If you have foreign accounts open that exceed $10k in any calendar year:

If you are married filing jointly and have foreign accounts with a combined value of more than $150k during the year or more than $100k at 12/31, or any other taxpayer with a combined value of more than $75k during the year or more than $50k at 12/31:

Social Security Max Jumps To $160,200 For 2023

Most years, the government bumps up the maximum Social Security taxes that you can pay.  For 2023, the maximum wage base jumps to $160,200, an increase of $13,200, or 9.0%, over the max of $147,000 that was in place for 2022.

At a rate of 6.2%, the maximum Social Security taxes that your employer will withhold from your salary is $9,932. This is $818 higher than the 2022 max of $9,114. Employers then match any Social Security taxes withheld from their staff’s salaries.

Higher Medicare Taxes Due To The Affordable Care Act Passed In 2012:

Starting back in 2013, the employee portion of the Medicare tax jumps from the current rate of 1.45% to 2.35% on earned income in excess of $200k for single individuals and $250k for married couples filing a joint tax return. As of now, the employer will continue to match their employees’ Medicare taxes at a rate of 1.45%, which means the total marginal Medicare tax will be 3.8% for high-income taxpayers. This tax is reported on the Form 8959.

For example, if you’re single, and earn wages of $500k from your job, expect to pay $2,700 in additional Medicare taxes (($500k – $200k) * .9%) for 2013 and beyond.

To increase taxes for high-income individuals even more, the Medicare tax continues to apply to unearned income. Anyone with income over the $200k or $250k threshold should expect to pay Medicare taxes at a rate of 3.8% on interest, dividends, capital gains, and net rental income (except for when you rent office space you own to your practice) in addition to any federal and state income taxes due on this income. This tax is reported on the Form 8960.

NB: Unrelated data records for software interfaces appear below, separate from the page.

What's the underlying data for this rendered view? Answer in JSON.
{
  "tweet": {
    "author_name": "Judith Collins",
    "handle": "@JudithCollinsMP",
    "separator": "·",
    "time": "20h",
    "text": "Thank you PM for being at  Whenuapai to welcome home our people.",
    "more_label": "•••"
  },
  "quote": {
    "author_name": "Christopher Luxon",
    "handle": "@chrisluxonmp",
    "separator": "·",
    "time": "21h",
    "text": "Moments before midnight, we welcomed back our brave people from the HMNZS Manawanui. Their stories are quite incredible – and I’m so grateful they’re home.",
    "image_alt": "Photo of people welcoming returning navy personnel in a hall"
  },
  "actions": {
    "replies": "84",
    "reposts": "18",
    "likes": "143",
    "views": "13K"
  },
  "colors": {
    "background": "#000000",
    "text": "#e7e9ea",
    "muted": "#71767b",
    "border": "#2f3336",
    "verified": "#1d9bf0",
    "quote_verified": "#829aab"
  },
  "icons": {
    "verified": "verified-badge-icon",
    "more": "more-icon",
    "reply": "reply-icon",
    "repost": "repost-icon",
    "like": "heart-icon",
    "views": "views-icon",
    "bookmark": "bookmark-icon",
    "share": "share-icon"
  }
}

Calculating the Self-employment Tax:

If you’re self-employed and earn more than $400 in net profit from your business, you’re subject to Social Security and Medicare taxes as well. Known as the “self-employment tax”, you’ll need to complete a Schedule SE to calculate this tax, and then report the amount due on your Form 1040 in additional to your federal income taxes due.

The self-employment tax is based on a Social Security tax rate of 12.4% and a Medicare tax rate of 2.9%. These rates are double those paid by employees, since a self-employed person must pay both the employee’s portion and the employer’s portion of both taxes. Remember, when you work as an employee, your employer matches the Social Security and Medicare taxes withheld from your pay.

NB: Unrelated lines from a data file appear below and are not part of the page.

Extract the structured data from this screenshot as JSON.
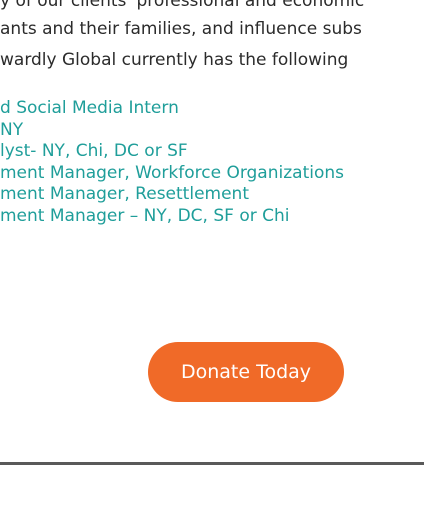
{
  "intro": {
    "line0": "y of our clients' professional and economic",
    "line1": "ants and their families, and influence subs",
    "line2": "wardly Global currently has the following"
  },
  "jobs": [
    "d Social Media Intern",
    " NY",
    "lyst- NY, Chi, DC or SF",
    "ment Manager, Workforce Organizations",
    "ment Manager, Resettlement",
    "ment Manager – NY, DC, SF or Chi"
  ],
  "donate": {
    "label": "Donate Today",
    "color": "#f06a28"
  },
  "colors": {
    "link": "#1f9e9a",
    "text": "#2b2b2b",
    "footer_rule": "#595959"
  }
}
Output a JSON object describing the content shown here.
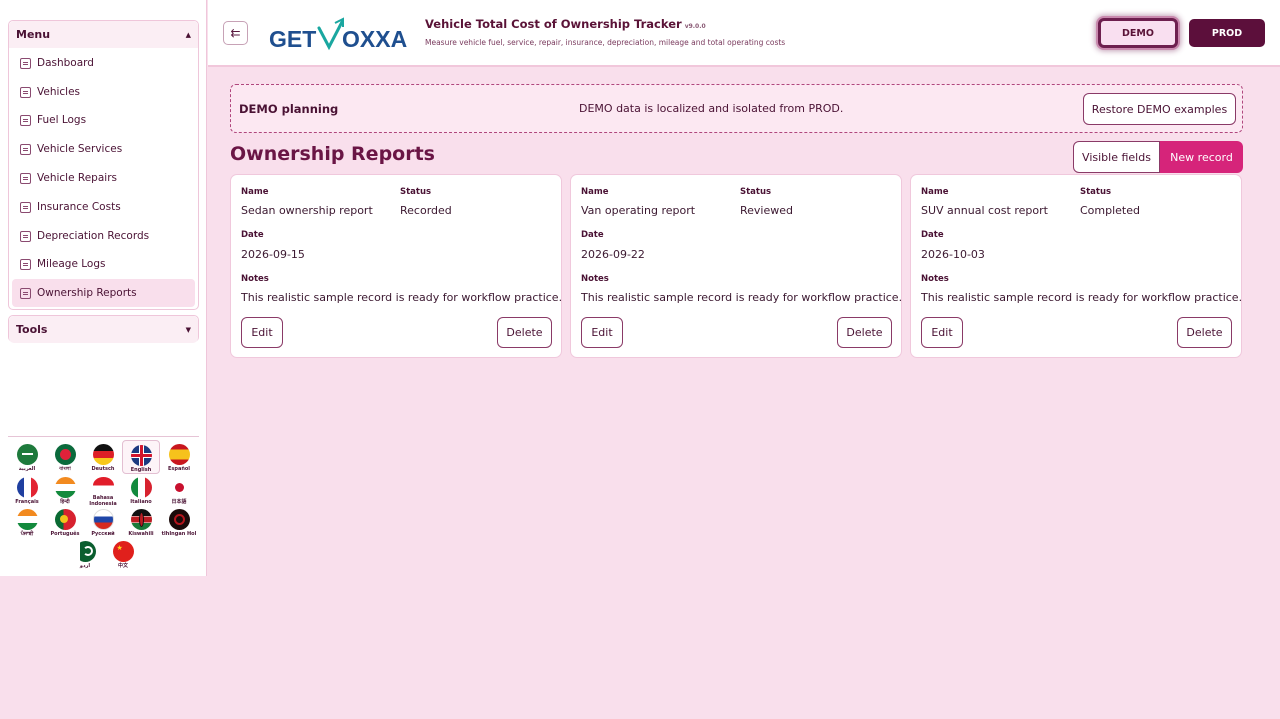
{
  "sidebar": {
    "menu_title": "Menu",
    "tools_title": "Tools",
    "items": [
      {
        "label": "Dashboard"
      },
      {
        "label": "Vehicles"
      },
      {
        "label": "Fuel Logs"
      },
      {
        "label": "Vehicle Services"
      },
      {
        "label": "Vehicle Repairs"
      },
      {
        "label": "Insurance Costs"
      },
      {
        "label": "Depreciation Records"
      },
      {
        "label": "Mileage Logs"
      },
      {
        "label": "Ownership Reports"
      }
    ],
    "active_item": "Ownership Reports"
  },
  "languages": [
    {
      "label": "العربية",
      "icon": "flag-saudi-arabia-icon"
    },
    {
      "label": "বাংলা",
      "icon": "flag-bangladesh-icon"
    },
    {
      "label": "Deutsch",
      "icon": "flag-germany-icon"
    },
    {
      "label": "English",
      "icon": "flag-uk-icon",
      "selected": true
    },
    {
      "label": "Español",
      "icon": "flag-spain-icon"
    },
    {
      "label": "Français",
      "icon": "flag-france-icon"
    },
    {
      "label": "हिन्दी",
      "icon": "flag-india-icon"
    },
    {
      "label": "Bahasa Indonesia",
      "icon": "flag-indonesia-icon"
    },
    {
      "label": "Italiano",
      "icon": "flag-italy-icon"
    },
    {
      "label": "日本語",
      "icon": "flag-japan-icon"
    },
    {
      "label": "ਪੰਜਾਬੀ",
      "icon": "flag-india-punjabi-icon"
    },
    {
      "label": "Português",
      "icon": "flag-portugal-icon"
    },
    {
      "label": "Русский",
      "icon": "flag-russia-icon"
    },
    {
      "label": "Kiswahili",
      "icon": "flag-kenya-icon"
    },
    {
      "label": "tlhIngan Hol",
      "icon": "flag-klingon-icon"
    },
    {
      "label": "اردو",
      "icon": "flag-pakistan-icon"
    },
    {
      "label": "中文",
      "icon": "flag-china-icon"
    }
  ],
  "header": {
    "logo_text_left": "GET",
    "logo_text_right": "OXXA",
    "title": "Vehicle Total Cost of Ownership Tracker",
    "version": "v9.0.0",
    "subtitle": "Measure vehicle fuel, service, repair, insurance, depreciation, mileage and total operating costs",
    "toggle_icon": "collapse-sidebar-icon",
    "demo_label": "DEMO",
    "prod_label": "PROD"
  },
  "banner": {
    "title": "DEMO planning",
    "message": "DEMO data is localized and isolated from PROD.",
    "restore_label": "Restore DEMO examples"
  },
  "page": {
    "title": "Ownership Reports",
    "visible_fields_label": "Visible fields",
    "new_record_label": "New record"
  },
  "field_labels": {
    "name": "Name",
    "status": "Status",
    "date": "Date",
    "notes": "Notes"
  },
  "records": [
    {
      "name": "Sedan ownership report",
      "status": "Recorded",
      "date": "2026-09-15",
      "notes": "This realistic sample record is ready for workflow practice.",
      "edit_label": "Edit",
      "delete_label": "Delete"
    },
    {
      "name": "Van operating report",
      "status": "Reviewed",
      "date": "2026-09-22",
      "notes": "This realistic sample record is ready for workflow practice.",
      "edit_label": "Edit",
      "delete_label": "Delete"
    },
    {
      "name": "SUV annual cost report",
      "status": "Completed",
      "date": "2026-10-03",
      "notes": "This realistic sample record is ready for workflow practice.",
      "edit_label": "Edit",
      "delete_label": "Delete"
    }
  ],
  "colors": {
    "background": "#f9dfec",
    "accent": "#d6247a",
    "brand_dark": "#5c0f3b",
    "logo_blue": "#1f4f8f",
    "logo_teal": "#1aa7a0"
  }
}
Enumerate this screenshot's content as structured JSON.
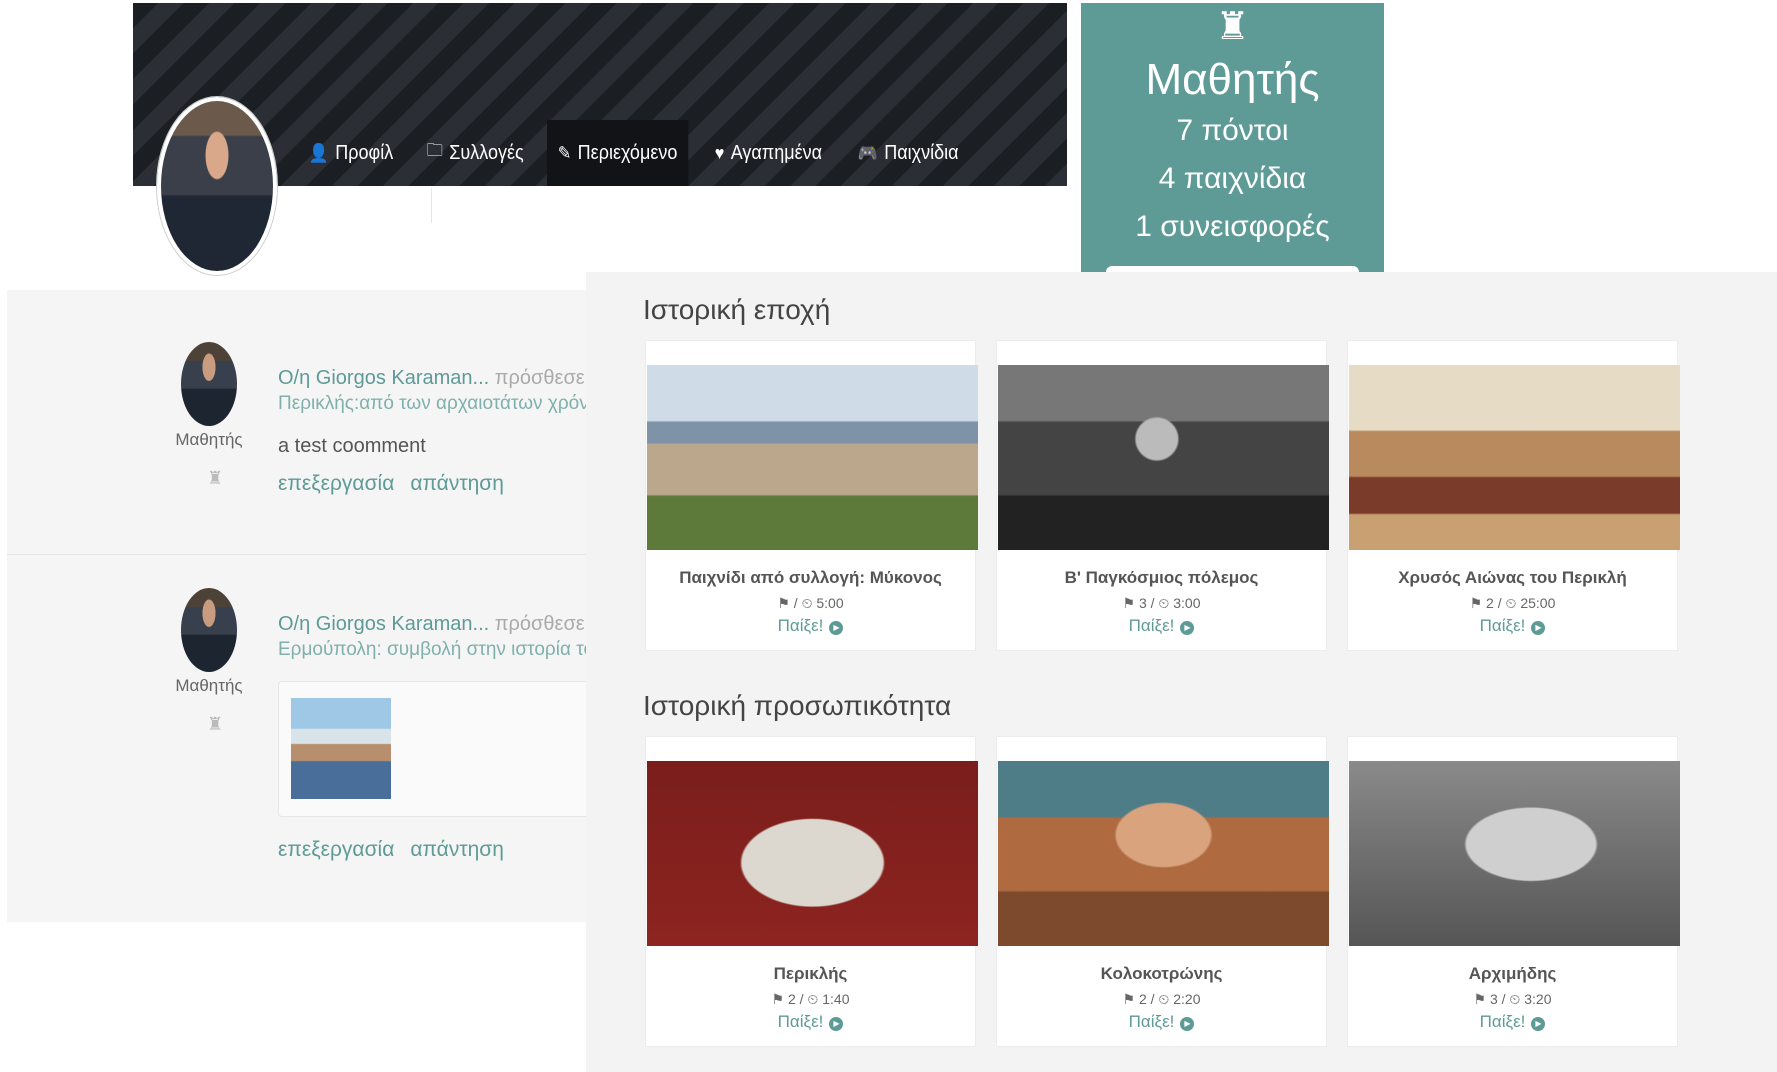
{
  "profile": {
    "nav": [
      {
        "icon": "user-icon",
        "glyph": "👤",
        "label": "Προφίλ",
        "active": false
      },
      {
        "icon": "folder-icon",
        "glyph": "🗀",
        "label": "Συλλογές",
        "active": false
      },
      {
        "icon": "edit-icon",
        "glyph": "✎",
        "label": "Περιεχόμενο",
        "active": true
      },
      {
        "icon": "heart-icon",
        "glyph": "♥",
        "label": "Αγαπημένα",
        "active": false
      },
      {
        "icon": "gamepad-icon",
        "glyph": "🎮",
        "label": "Παιχνίδια",
        "active": false
      }
    ]
  },
  "rank": {
    "icon": "chef-hat-icon",
    "title": "Μαθητής",
    "points": "7 πόντοι",
    "games": "4 παιχνίδια",
    "contributions": "1 συνεισφορές"
  },
  "feed": [
    {
      "role": "Μαθητής",
      "user": "O/η Giorgos Karaman...",
      "action": " πρόσθεσε το ακόλο",
      "target": "Περικλής:από των αρχαιοτάτων χρόνων μέχρ",
      "comment": "a test coomment",
      "edit_label": "επεξεργασία",
      "reply_label": "απάντηση"
    },
    {
      "role": "Μαθητής",
      "user": "O/η Giorgos Karaman...",
      "action": " πρόσθεσε το ακόλο",
      "target": "Ερμούπολη: συμβολή στην ιστορία του νησιοι",
      "edit_label": "επεξεργασία",
      "reply_label": "απάντηση"
    }
  ],
  "sections": [
    {
      "title": "Ιστορική εποχή",
      "cards": [
        {
          "title": "Παιχνίδι από συλλογή: Μύκονος",
          "meta": " / ⏲ 5:00",
          "play": "Παίξε!",
          "image": "img-delos"
        },
        {
          "title": "Β' Παγκόσμιος πόλεμος",
          "meta": " 3 / ⏲ 3:00",
          "play": "Παίξε!",
          "image": "img-ww2"
        },
        {
          "title": "Χρυσός Αιώνας του Περικλή",
          "meta": " 2 / ⏲ 25:00",
          "play": "Παίξε!",
          "image": "img-pericles-speech"
        }
      ]
    },
    {
      "title": "Ιστορική προσωπικότητα",
      "cards": [
        {
          "title": "Περικλής",
          "meta": " 2 / ⏲ 1:40",
          "play": "Παίξε!",
          "image": "img-bust"
        },
        {
          "title": "Κολοκοτρώνης",
          "meta": " 2 / ⏲ 2:20",
          "play": "Παίξε!",
          "image": "img-kolo"
        },
        {
          "title": "Αρχιμήδης",
          "meta": " 3 / ⏲ 3:20",
          "play": "Παίξε!",
          "image": "img-arch"
        }
      ]
    }
  ],
  "colors": {
    "accent": "#5e9b96",
    "banner": "#1b1e22",
    "panel_bg": "#f3f3f3"
  }
}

Unlike most other taxes, when dealing with self-employment taxes, the more you earn, the less you pay in taxes.

3/31/23 Deadline Set For Many Provider Relief Fund Recipients To Self-Report

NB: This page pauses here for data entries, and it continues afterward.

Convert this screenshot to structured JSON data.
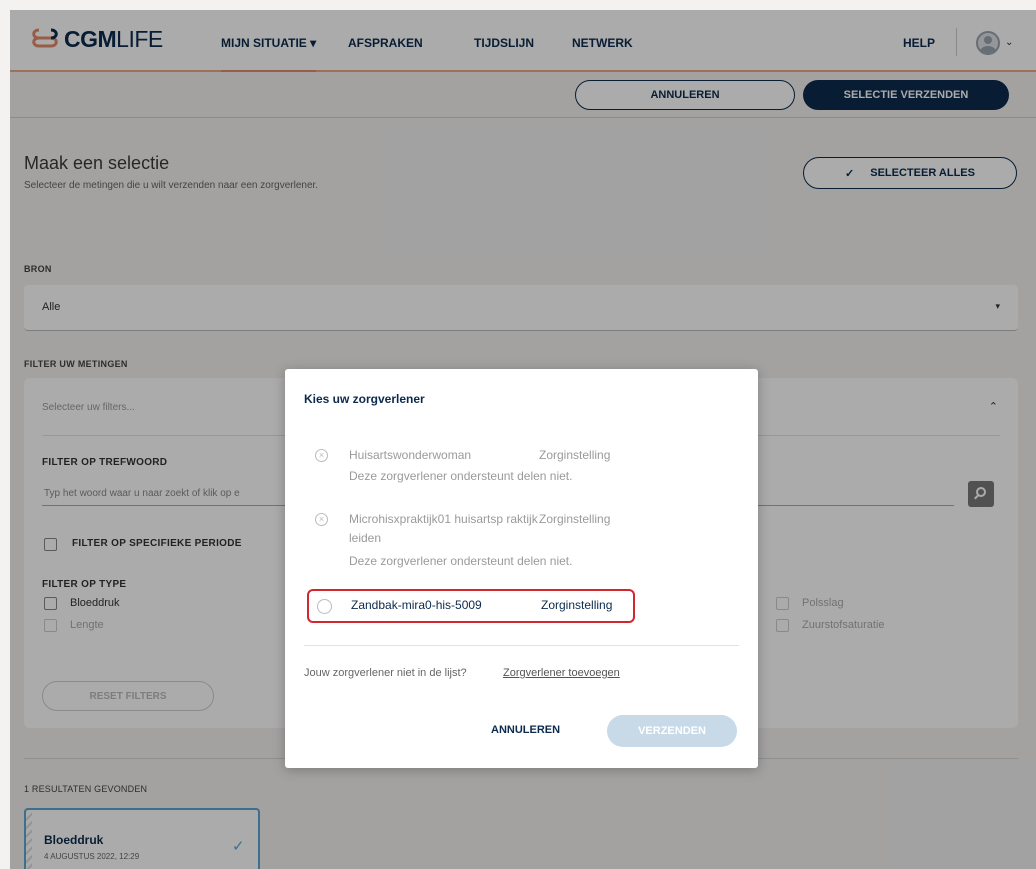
{
  "app": {
    "logo_bold": "CGM",
    "logo_light": "LIFE",
    "accent": "#e58b6a",
    "navy": "#0c2a4c"
  },
  "nav": {
    "items": [
      {
        "label": "MIJN SITUATIE ▾",
        "active": true
      },
      {
        "label": "AFSPRAKEN",
        "active": false
      },
      {
        "label": "TIJDSLIJN",
        "active": false
      },
      {
        "label": "NETWERK",
        "active": false
      }
    ],
    "help": "HELP",
    "avatar_caret": "⌄"
  },
  "actionbar": {
    "cancel": "ANNULEREN",
    "send": "SELECTIE VERZENDEN"
  },
  "page": {
    "title": "Maak een selectie",
    "subtitle": "Selecteer de metingen die u wilt verzenden naar een zorgverlener.",
    "select_all_check": "✓",
    "select_all": "SELECTEER ALLES"
  },
  "source": {
    "label": "BRON",
    "value": "Alle",
    "caret": "▾"
  },
  "filters": {
    "label": "FILTER UW METINGEN",
    "placeholder": "Selecteer uw filters...",
    "chevron": "⌃",
    "keyword_label": "FILTER OP TREFWOORD",
    "keyword_placeholder": "Typ het woord waar u naar zoekt of klik op e",
    "period": "FILTER OP SPECIFIEKE PERIODE",
    "type_label": "FILTER OP TYPE",
    "types_left": [
      "Bloeddruk",
      "Lengte"
    ],
    "types_right": [
      "Polsslag",
      "Zuurstofsaturatie"
    ],
    "reset": "RESET FILTERS"
  },
  "results": {
    "count": "1 RESULTATEN GEVONDEN",
    "items": [
      {
        "title": "Bloeddruk",
        "date": "4 AUGUSTUS 2022, 12:29",
        "check": "✓"
      }
    ]
  },
  "modal": {
    "title": "Kies uw zorgverlener",
    "disabled_icon": "×",
    "providers": [
      {
        "name": "Huisartswonderwoman",
        "type": "Zorginstelling",
        "note": "Deze zorgverlener ondersteunt delen niet."
      },
      {
        "name": "Microhisxpraktijk01 huisartsp raktijk leiden",
        "type": "Zorginstelling",
        "note": "Deze zorgverlener ondersteunt delen niet."
      }
    ],
    "selectable": {
      "name": "Zandbak-mira0-his-5009",
      "type": "Zorginstelling"
    },
    "not_listed": "Jouw zorgverlener niet in de lijst?",
    "add_link": "Zorgverlener toevoegen",
    "cancel": "ANNULEREN",
    "send": "VERZENDEN"
  }
}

If your practice received a Provider Relief Fund Grant of more than $10k from HRSA, you are required to self-report that you utilized those funds properly.  On 10/22/22, the Health Resources and Services Administration (HRSA) issued guidance available at: https://www.hrsa.gov/sites/default/files/hrsa/provider-relief/post-payment-notice-reporting-requirements-october-2022.pdf.

For those practices that received PRFs of more than $10k in aggregate between 7/1/21 and 12/31/21, your self-reporting period starts 1/1/23 and ends 3/31/23.  HRSA has already emailed PRF recipients who might be required to self-report during the upcoming Reporting Period of 1/1/23 – 3/31/23. Early in January we will be reaching out to our practice clients who received more than $10k in Provider Relief Funds during the second half of 2021 to help them fulfill this filing requirement.

And don’t forget that the self-reporting period for practices receiving PRFs in excess of $10k between 1/1/22 and 6/30/22 commences on 7/1/23 and ends on 9/30/23.

You can access the Provider Relief Fund Reporting Portal at: https://prfreporting.hrsa.gov/s/.  The first step is to register to set up your account if you haven’t already done so. Please register using your email address as the username, but then use practicehelp@schwartzaccountants.com as the contact email if you will be having us help you out with this self-reporting application. Our fee is $750 to assist with the self-reporting application.